This sounded rather ominous, and thestrangcr felt ho had perforco to succumb. His companion

tooktheniattcr very philosophically, only remarking,

" I don't care how often you take me, so long as there are plenty of us, and it is daylight when we go."

The sergeant,; without paying any further heed to tho remarks mado l>v tho two men, called the landlord and ordered a waggon mid two horses, and a . tYcsh horse for tho young man who had brought in tho news, for bis own whs so done up us to preclude nuy chance of his performing the journey in the time required.

. •

"All read}', sergeant," the groom sang out in about a quarter of jin hour after tlie landlord

had received his instructions.

4t Come along, gentlemen," the sergeant said to the stranger and hisfriend, " tho conveyance is at tlio door. And lis we lmve fifteen miles to ride th'nro and fifteen hack, we huvo no timo to spare. And you, sir," he fiaid, addressing the bullock'driver, who was to act as guide,

"you mount the horse saddled,ior you, and

lead the way."

Tho -whole party were soon in their seats, and set off on their journey to the locality where tho dead man had beeit discovered.

The bullock-driver rode alongside the American

waggon—-which, by tho way, wan almost as light as an ordinary buggy; and, after tho party had accomplished half of the distance, he pulled las horse up short, and listened attentively

for a few seconds, and then exclaimed, " I can hear my bell." :

"Never mind your bell," replied the sergeant;

" We must settle the business in hand before you can meddle with anything else."

I am hlowed if I don't go and see whetheT they are my cattle or not though," said tho bullock puncher. '

" I'm hlowed if you do though," replied the

sergeant.

^" A1I right1 Cocky,'" eaidthe driver, Bricking his spurs into the horse, which darted off through tho bush at right angles to tho road at a rapid pace, and his voice could be heard exclaiming " You c fire away' with your trap. I'll soon catch you."

The sergeant looked daggers after him, but it was.no ubo attempting to call him back, and | he therefore knit his brows and tethered the I horses out of spite. <

! " That's a queer sort of chap," said the newI

comer, addressing the sergeant.

I " Yes," answered the sergeant, " but he's a

good sort if I am a judgo or phiz."

" Do you think he'll come back ?•"

" To be sure he will," replied, the sergeant, (s do you suppose he would hare ridden all the way from Kynetou to tell mo what he bad seen if he meant to run away now ? Not he! But he is naturally anxious about his bullocks, for they arc his little all perhap3."

"Well, perhaps you're right," said the new comer, " for I. shouldn't like to come nil this way on a wild-goose chase, although I should be quite prepared to make the sacrifice of time a labour for nothing, so long as we don't camp at the spot we left last night."
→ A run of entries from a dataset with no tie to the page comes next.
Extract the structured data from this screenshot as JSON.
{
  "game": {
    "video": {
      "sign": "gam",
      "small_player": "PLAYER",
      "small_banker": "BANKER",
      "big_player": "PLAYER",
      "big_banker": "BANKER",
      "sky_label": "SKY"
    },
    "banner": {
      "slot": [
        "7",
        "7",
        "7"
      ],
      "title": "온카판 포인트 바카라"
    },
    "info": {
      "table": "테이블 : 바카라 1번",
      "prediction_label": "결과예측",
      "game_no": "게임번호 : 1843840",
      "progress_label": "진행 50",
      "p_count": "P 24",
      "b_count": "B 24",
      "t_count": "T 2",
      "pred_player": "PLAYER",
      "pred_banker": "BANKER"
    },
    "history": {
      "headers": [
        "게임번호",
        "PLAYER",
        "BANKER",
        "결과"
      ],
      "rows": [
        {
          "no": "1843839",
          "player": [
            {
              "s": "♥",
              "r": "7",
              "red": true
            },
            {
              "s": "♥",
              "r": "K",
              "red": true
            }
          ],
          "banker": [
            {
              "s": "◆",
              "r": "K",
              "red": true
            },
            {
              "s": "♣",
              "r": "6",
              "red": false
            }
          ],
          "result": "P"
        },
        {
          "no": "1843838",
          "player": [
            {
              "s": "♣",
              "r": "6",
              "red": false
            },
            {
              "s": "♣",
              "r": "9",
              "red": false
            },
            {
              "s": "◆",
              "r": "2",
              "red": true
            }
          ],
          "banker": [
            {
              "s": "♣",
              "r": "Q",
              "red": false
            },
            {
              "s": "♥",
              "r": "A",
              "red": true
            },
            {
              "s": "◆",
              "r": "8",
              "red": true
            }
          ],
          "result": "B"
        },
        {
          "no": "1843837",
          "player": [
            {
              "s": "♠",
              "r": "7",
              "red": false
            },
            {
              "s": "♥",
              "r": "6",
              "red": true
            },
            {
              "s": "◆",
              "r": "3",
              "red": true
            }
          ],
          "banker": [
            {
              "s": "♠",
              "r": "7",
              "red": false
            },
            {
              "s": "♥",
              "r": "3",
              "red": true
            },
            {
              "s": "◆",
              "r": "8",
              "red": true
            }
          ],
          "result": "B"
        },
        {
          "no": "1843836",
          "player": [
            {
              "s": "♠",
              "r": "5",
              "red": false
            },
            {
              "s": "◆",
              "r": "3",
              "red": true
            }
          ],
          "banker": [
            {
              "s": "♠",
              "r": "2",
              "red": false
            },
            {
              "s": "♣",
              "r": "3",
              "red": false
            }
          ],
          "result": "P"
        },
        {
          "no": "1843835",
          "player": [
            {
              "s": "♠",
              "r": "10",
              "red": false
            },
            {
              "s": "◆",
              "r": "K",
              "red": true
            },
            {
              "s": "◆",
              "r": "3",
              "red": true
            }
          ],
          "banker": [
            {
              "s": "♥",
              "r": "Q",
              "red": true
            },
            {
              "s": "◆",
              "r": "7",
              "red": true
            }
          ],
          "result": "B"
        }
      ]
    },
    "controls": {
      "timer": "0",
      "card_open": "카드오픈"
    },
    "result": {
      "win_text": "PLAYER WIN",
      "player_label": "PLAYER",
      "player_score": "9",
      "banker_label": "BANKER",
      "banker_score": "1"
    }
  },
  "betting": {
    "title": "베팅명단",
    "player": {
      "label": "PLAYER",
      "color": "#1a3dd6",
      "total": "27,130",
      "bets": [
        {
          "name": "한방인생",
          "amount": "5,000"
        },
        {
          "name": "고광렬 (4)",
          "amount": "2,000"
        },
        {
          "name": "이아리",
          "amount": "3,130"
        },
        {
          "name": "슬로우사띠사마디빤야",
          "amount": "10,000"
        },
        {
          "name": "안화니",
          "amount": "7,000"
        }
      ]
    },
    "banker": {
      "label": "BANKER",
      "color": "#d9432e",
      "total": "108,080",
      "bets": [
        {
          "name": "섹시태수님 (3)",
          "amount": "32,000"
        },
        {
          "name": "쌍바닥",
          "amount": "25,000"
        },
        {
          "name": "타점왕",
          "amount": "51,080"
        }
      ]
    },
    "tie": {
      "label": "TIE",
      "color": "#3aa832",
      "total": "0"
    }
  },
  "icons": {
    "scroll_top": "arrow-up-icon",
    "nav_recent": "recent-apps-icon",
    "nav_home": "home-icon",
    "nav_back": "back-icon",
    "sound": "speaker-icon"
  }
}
. '' No fear of that," the sergeant said, "for I must be hack before dark."

About half-an-hour after the bullock-driver left the conveyance, and pounced into the hush in search of his cattle, that worthy, made his appearance in a most boisterous manner, singing

out sit the top of his voice," I got 'emI got'em!" '

"Now.you look here," said the sergeant, putting on a very severe frown, " if you make the. least attempt to leave us again until you have pointed out where yon saw the dead man, I'll ahoot you, sa sure as my name's Down," taking, as lie spoke, his revolver from his belt, and elevating it above the head of the delinquent.

*

" I am not going to leave you again before I show "you the ' carenss " of the old chap I saw, but I -wasn't going to pass by my bulla without knowing where they were, for I've got to get 'tucker* for self and my old dad out of them, and if I lose them, what's to become of the loading I've got on?"

" You need not say another word," replied the j sergeant looking somewhat mollified, "only

don't go away again. How far are we now from the place ?"

"I reckon about four miles, but I am not sure, and it may take me some little time to

find it." ~

" Why. didn't you make any mark to enable you to do so ?"

| " No! but I noticed a branch < mimi' alongI

side the road, just above _ the gully where the I old chnp is lying."

" That's the place where you were camped in," said the new comer, turning to tho stranger, | " when I came up to you."

At Ibis announcement, the: sergeant and : bullock-driver looker hard at the stranger.